According to records filed with the Clerk of the House and a search of disclosure forms compiled by the Center for Responsive Politics, Solyndra spent nearly $1.9 million on lobbying activities over a period of 43 months from 2008 to 2011.
About $1 million of that was earned by the company’s two in-house lobbyists, Joseph Pasetti and Victoria Sanville, over an 18-month period from 2010 until this year. But Solyndra has also had several big-name lobbying shops on its payroll, including established powerhouses Dutko Worldwide and Holland and Knight, which began representing the then-fledgling company in 2008. …

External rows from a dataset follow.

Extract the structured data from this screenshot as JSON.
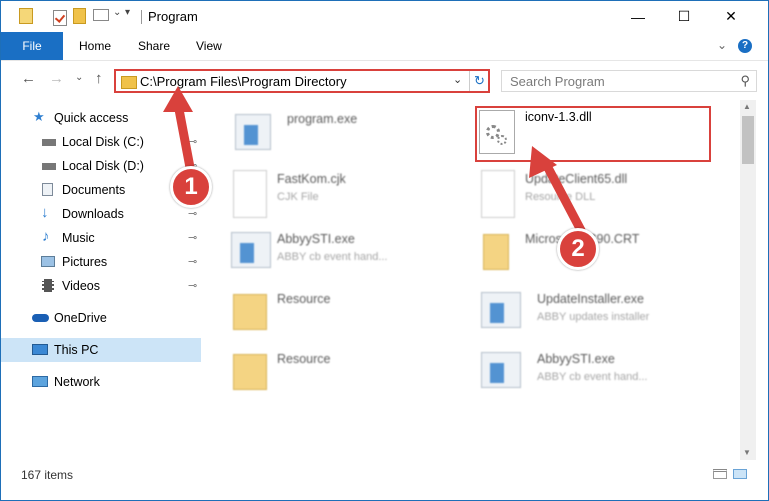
{
  "window": {
    "title": "Program",
    "minimize": "—",
    "maximize": "☐",
    "close": "✕"
  },
  "ribbon": {
    "tabs": [
      {
        "label": "File"
      },
      {
        "label": "Home"
      },
      {
        "label": "Share"
      },
      {
        "label": "View"
      }
    ],
    "expand": "⌄",
    "help": "?"
  },
  "nav": {
    "back": "←",
    "forward": "→",
    "recent": "⌄",
    "up": "↑",
    "address": "C:\\Program Files\\Program Directory",
    "address_dropdown": "⌄",
    "refresh": "↻",
    "search_placeholder": "Search Program",
    "search_icon": "⚲"
  },
  "sidebar": {
    "items": [
      {
        "label": "Quick access",
        "icon": "star-icon"
      },
      {
        "label": "Local Disk (C:)",
        "icon": "drive-icon"
      },
      {
        "label": "Local Disk (D:)",
        "icon": "drive-icon"
      },
      {
        "label": "Documents",
        "icon": "documents-icon"
      },
      {
        "label": "Downloads",
        "icon": "download-icon"
      },
      {
        "label": "Music",
        "icon": "music-icon"
      },
      {
        "label": "Pictures",
        "icon": "pictures-icon"
      },
      {
        "label": "Videos",
        "icon": "videos-icon"
      },
      {
        "label": "OneDrive",
        "icon": "cloud-icon"
      },
      {
        "label": "This PC",
        "icon": "computer-icon"
      },
      {
        "label": "Network",
        "icon": "network-icon"
      }
    ],
    "pin": "📌"
  },
  "files": [
    {
      "name": "program.exe",
      "sub": ""
    },
    {
      "name": "iconv-1.3.dll",
      "sub": ""
    },
    {
      "name": "FastKom.cjk",
      "sub": "CJK File"
    },
    {
      "name": "UpdateClient65.dll",
      "sub": "Resource DLL"
    },
    {
      "name": "AbbyySTI.exe",
      "sub": "ABBY cb event hand..."
    },
    {
      "name": "Microsoft.VC90.CRT",
      "sub": ""
    },
    {
      "name": "Resource",
      "sub": ""
    },
    {
      "name": "UpdateInstaller.exe",
      "sub": "ABBY updates installer"
    },
    {
      "name": "Resource",
      "sub": ""
    },
    {
      "name": "AbbyySTI.exe",
      "sub": "ABBY cb event hand..."
    }
  ],
  "status": {
    "count": "167 items"
  },
  "annotations": {
    "step1": "1",
    "step2": "2",
    "color": "#d9413c"
  }
}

By 2009, Solyndra was finished with Dutko and Holland and Knight and was working with well-known energy lobbyist, McBee Strategic Consulting, whose clients have included the Applied Materials Inc., a semiconductor and solar panel equipment manufacturer; Babcock & Wilcox; BrightSource Energy Inc., a solar developer; Google Inc.; Better Place Inc., an electric-vehicle charge station developer; Honeywell International; and Tesla Motors Inc., a developer of electric cars.
They scored big in 2009, getting the $535 million Porkulus loan-guarantee package at the center of this scandal. At that point, one might imagine that Solyndra might have looked for a business model that would actually have produced green technology at a profit rather than continue to seek public support for a failing private venture. Instead, it looks like the infusion of capital fueled even more lobbying:

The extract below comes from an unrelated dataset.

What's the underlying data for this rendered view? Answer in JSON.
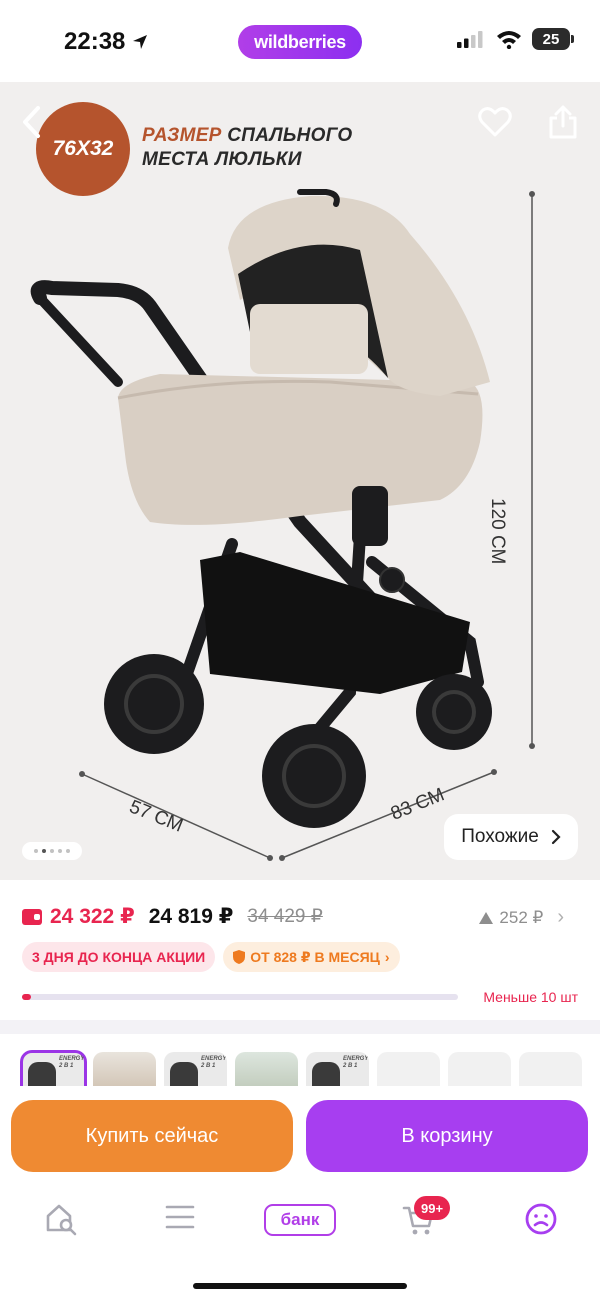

By 2010 Solyndra had hit its lobbying peak. Not only had the company begun paying its own in-house lobbyists but it was also working with nine other lobbyists at three different agencies including McBee and two others, the Washington Tax Group, which had been brought on board to handle the company’s interest as it related to the Solar Manufacturing Jobs Creation Act that was up for consideration, and McAllister and Quinn, which was handling the company’s interests on the National Defense Authorization Act. …
One lobbying shop that was added to Solyndra’s stable this year was the Democratic-leaning Glover Park Group. Glover Park had had a communications relationship with Solyndra for about a year before filing with the Clerk of the House on July 18 to conduct lobbying.
They climbed aboard the Solyndra trainwreck just weeks before the collapse, but they had plenty of time to work. The firm staged a media event for Solyndra’s CEO to publicly proclaim the firm’s fiscal stability. Glover apparently also arranged a series of meetings with Congressmen, including Henry Waxman, to make the same pitch.
One has to imagine that these lobbyists did not come free of charge or on the cheap. At the time that Solyndra was shoveling money out the door to lobbyists while their balance sheet went downhill fast, the Department of Energy had observer status at Solyndra’s board meetings. So far, there is no indication that the DoE flagged these expenses at all, nor did they report to Congress on the lobbying push Solyndra conducted in its last months. The DoE knew for months that the firm was near collapse, and ended up subordinating taxpayers to George Kaiser’s late cash infusion of $75 million, all but guaranteeing that taxpayers won’t recover most or all of our half-billion dollars destroyed in the collapse. They made that deal while Solyndra pumped up the lobbying volume to keep Congress in the dark.
Who kept this information quiet from Congress? More importantly, how many more Solyndras is the Obama administration and its DoE hiding from Congress, watching taxpayer money being risked while politically-connected firms spend millions to pretend that they’re in perfectly good shape?